• TASK INSTRUCTIONS: All of the entries should be restated word for word, but without their pictures.

• Component data from apps and pages:
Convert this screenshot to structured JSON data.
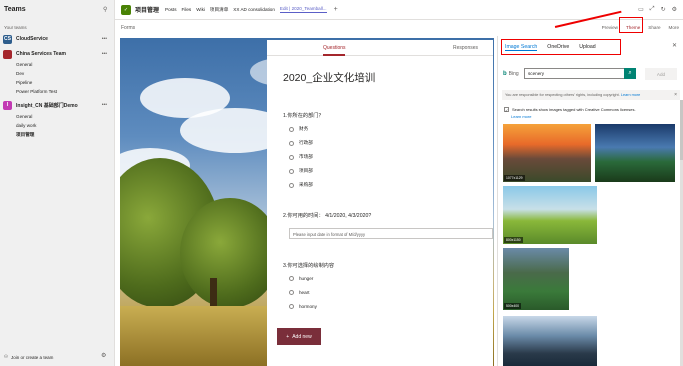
{
  "sidebar": {
    "title": "Teams",
    "your_teams": "Your teams",
    "teams": [
      {
        "name": "CloudService",
        "initial": "CS",
        "color": "#2d5d8c",
        "channels": []
      },
      {
        "name": "China Services Team",
        "initial": "",
        "color": "#a4262c",
        "channels": [
          "General",
          "Dev",
          "Pipeline",
          "Power Platform Test"
        ]
      },
      {
        "name": "Insight_CN 基础部门Demo",
        "initial": "I",
        "color": "#c239b3",
        "channels": [
          "General",
          "daily work",
          "项目管理"
        ]
      }
    ],
    "join_label": "Join or create a team"
  },
  "topbar": {
    "team_name": "项目管理",
    "tabs": [
      "Posts",
      "Files",
      "Wiki",
      "项目清单",
      "XX AD consolidation",
      "Edit | 2020_Teamball..."
    ]
  },
  "subbar": {
    "forms_label": "Forms",
    "actions": [
      "Preview",
      "Theme",
      "Share",
      "More"
    ]
  },
  "form": {
    "tab_questions": "Questions",
    "tab_responses": "Responses",
    "title": "2020_企业文化培训",
    "q1": {
      "title": "1.你所在的部门？",
      "options": [
        "财务",
        "行政部",
        "市场部",
        "项目部",
        "采购部"
      ]
    },
    "q2": {
      "title": "2.你可用的时间： 4/1/2020, 4/3/2020?",
      "placeholder": "Please input date in format of M/d/yyyy"
    },
    "q3": {
      "title": "3.你可选择的绘制内容",
      "options": [
        "hunger",
        "heart",
        "hormony"
      ]
    },
    "add_new": "Add new"
  },
  "panel": {
    "tabs": [
      "Image Search",
      "OneDrive",
      "Upload"
    ],
    "bing": "Bing",
    "search_value": "scenery",
    "add_label": "Add",
    "notice": "You are responsible for respecting others' rights, including copyright.",
    "learn_more": "Learn more",
    "cc_label": "Search results show images tagged with Creative Commons licenses.",
    "sizes": [
      "1077x1129",
      "",
      "800x1150",
      "",
      "500x400"
    ]
  },
  "colors": {
    "accent": "#5b5fc7",
    "forms_red": "#a4262c",
    "bing": "#008373",
    "highlight": "#ee0000"
  }
}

• ANSWER AREA:
Convert this screenshot to structured JSON data.
{
  "sidebar": {
    "title": "Teams",
    "your_teams": "Your teams",
    "teams": [
      {
        "name": "CloudService",
        "initial": "CS",
        "color": "#2d5d8c",
        "channels": []
      },
      {
        "name": "China Services Team",
        "initial": "",
        "color": "#a4262c",
        "channels": [
          "General",
          "Dev",
          "Pipeline",
          "Power Platform Test"
        ]
      },
      {
        "name": "Insight_CN 基础部门Demo",
        "initial": "I",
        "color": "#c239b3",
        "channels": [
          "General",
          "daily work",
          "项目管理"
        ]
      }
    ],
    "join_label": "Join or create a team"
  },
  "topbar": {
    "team_name": "项目管理",
    "tabs": [
      "Posts",
      "Files",
      "Wiki",
      "项目清单",
      "XX AD consolidation",
      "Edit | 2020_Teamball..."
    ]
  },
  "subbar": {
    "forms_label": "Forms",
    "actions": [
      "Preview",
      "Theme",
      "Share",
      "More"
    ]
  },
  "form": {
    "tab_questions": "Questions",
    "tab_responses": "Responses",
    "title": "2020_企业文化培训",
    "q1": {
      "title": "1.你所在的部门？",
      "options": [
        "财务",
        "行政部",
        "市场部",
        "项目部",
        "采购部"
      ]
    },
    "q2": {
      "title": "2.你可用的时间： 4/1/2020, 4/3/2020?",
      "placeholder": "Please input date in format of M/d/yyyy"
    },
    "q3": {
      "title": "3.你可选择的绘制内容",
      "options": [
        "hunger",
        "heart",
        "hormony"
      ]
    },
    "add_new": "Add new"
  },
  "panel": {
    "tabs": [
      "Image Search",
      "OneDrive",
      "Upload"
    ],
    "bing": "Bing",
    "search_value": "scenery",
    "add_label": "Add",
    "notice": "You are responsible for respecting others' rights, including copyright.",
    "learn_more": "Learn more",
    "cc_label": "Search results show images tagged with Creative Commons licenses.",
    "sizes": [
      "1077x1129",
      "",
      "800x1150",
      "",
      "500x400"
    ]
  },
  "colors": {
    "accent": "#5b5fc7",
    "forms_red": "#a4262c",
    "bing": "#008373",
    "highlight": "#ee0000"
  }
}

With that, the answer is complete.